▶ **AIM OF THE EXERCISE**: Below are the records; print exactly the lines from the one with "Convert this screenshot" through the last, both included, and leave the pictures out.

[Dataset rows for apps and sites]
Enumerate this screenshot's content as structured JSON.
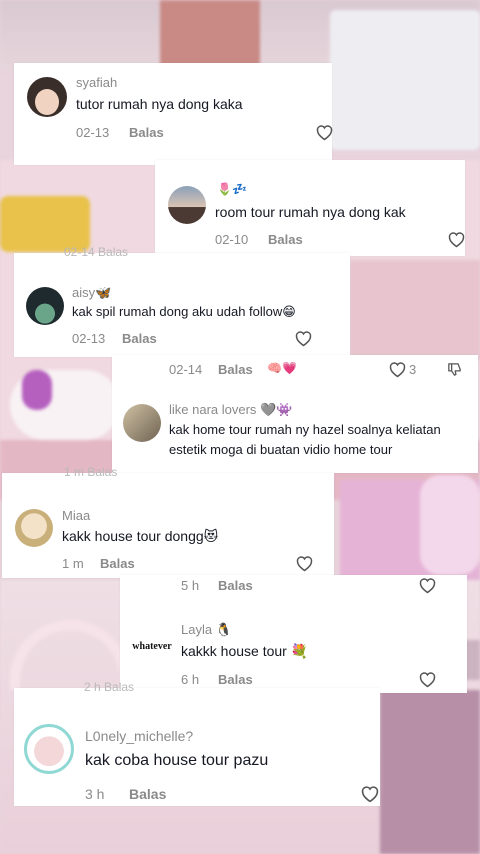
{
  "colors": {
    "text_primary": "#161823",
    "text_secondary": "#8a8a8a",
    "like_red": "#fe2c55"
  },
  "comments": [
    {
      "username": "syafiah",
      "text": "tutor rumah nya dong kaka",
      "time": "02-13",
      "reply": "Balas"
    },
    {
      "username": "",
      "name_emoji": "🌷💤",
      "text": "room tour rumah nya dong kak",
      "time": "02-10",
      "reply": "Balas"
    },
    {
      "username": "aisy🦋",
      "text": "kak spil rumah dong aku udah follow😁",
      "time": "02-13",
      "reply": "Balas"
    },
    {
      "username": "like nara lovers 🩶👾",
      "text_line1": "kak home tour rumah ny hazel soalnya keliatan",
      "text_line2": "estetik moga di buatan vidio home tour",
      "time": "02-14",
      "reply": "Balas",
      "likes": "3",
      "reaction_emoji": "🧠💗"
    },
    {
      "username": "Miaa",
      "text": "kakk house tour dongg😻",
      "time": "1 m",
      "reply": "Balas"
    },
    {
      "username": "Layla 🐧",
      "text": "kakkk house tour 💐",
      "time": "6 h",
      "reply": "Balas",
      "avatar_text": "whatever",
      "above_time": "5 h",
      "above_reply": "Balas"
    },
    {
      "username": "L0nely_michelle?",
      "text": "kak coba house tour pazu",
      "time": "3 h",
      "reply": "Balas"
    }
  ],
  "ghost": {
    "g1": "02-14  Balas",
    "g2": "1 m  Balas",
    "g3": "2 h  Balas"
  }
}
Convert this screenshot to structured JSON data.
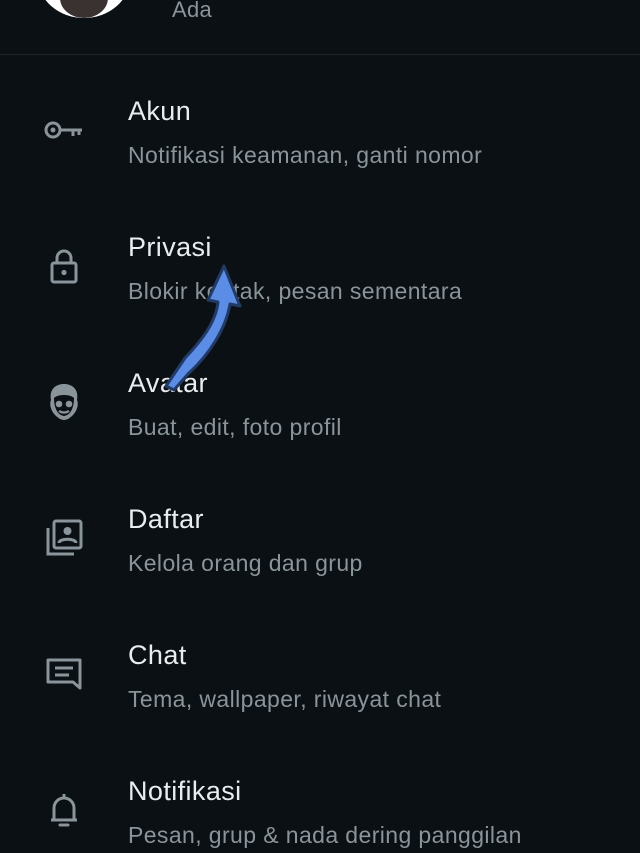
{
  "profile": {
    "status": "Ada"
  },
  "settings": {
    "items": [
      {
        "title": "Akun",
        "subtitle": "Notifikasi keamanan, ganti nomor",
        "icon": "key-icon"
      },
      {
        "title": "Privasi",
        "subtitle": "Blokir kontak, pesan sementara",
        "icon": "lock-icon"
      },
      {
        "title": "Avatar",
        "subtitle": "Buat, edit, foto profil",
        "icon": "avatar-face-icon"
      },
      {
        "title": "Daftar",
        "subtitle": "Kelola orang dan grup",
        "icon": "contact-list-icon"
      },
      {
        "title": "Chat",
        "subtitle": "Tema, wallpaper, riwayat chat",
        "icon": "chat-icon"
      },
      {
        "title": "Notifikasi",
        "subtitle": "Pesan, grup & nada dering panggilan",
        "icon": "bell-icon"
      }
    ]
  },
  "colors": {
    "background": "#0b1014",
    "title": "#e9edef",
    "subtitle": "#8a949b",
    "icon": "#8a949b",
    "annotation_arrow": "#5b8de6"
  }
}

▶ **ANSWER**:
Convert this screenshot to structured JSON data.
{
  "profile": {
    "status": "Ada"
  },
  "settings": {
    "items": [
      {
        "title": "Akun",
        "subtitle": "Notifikasi keamanan, ganti nomor",
        "icon": "key-icon"
      },
      {
        "title": "Privasi",
        "subtitle": "Blokir kontak, pesan sementara",
        "icon": "lock-icon"
      },
      {
        "title": "Avatar",
        "subtitle": "Buat, edit, foto profil",
        "icon": "avatar-face-icon"
      },
      {
        "title": "Daftar",
        "subtitle": "Kelola orang dan grup",
        "icon": "contact-list-icon"
      },
      {
        "title": "Chat",
        "subtitle": "Tema, wallpaper, riwayat chat",
        "icon": "chat-icon"
      },
      {
        "title": "Notifikasi",
        "subtitle": "Pesan, grup & nada dering panggilan",
        "icon": "bell-icon"
      }
    ]
  },
  "colors": {
    "background": "#0b1014",
    "title": "#e9edef",
    "subtitle": "#8a949b",
    "icon": "#8a949b",
    "annotation_arrow": "#5b8de6"
  }
}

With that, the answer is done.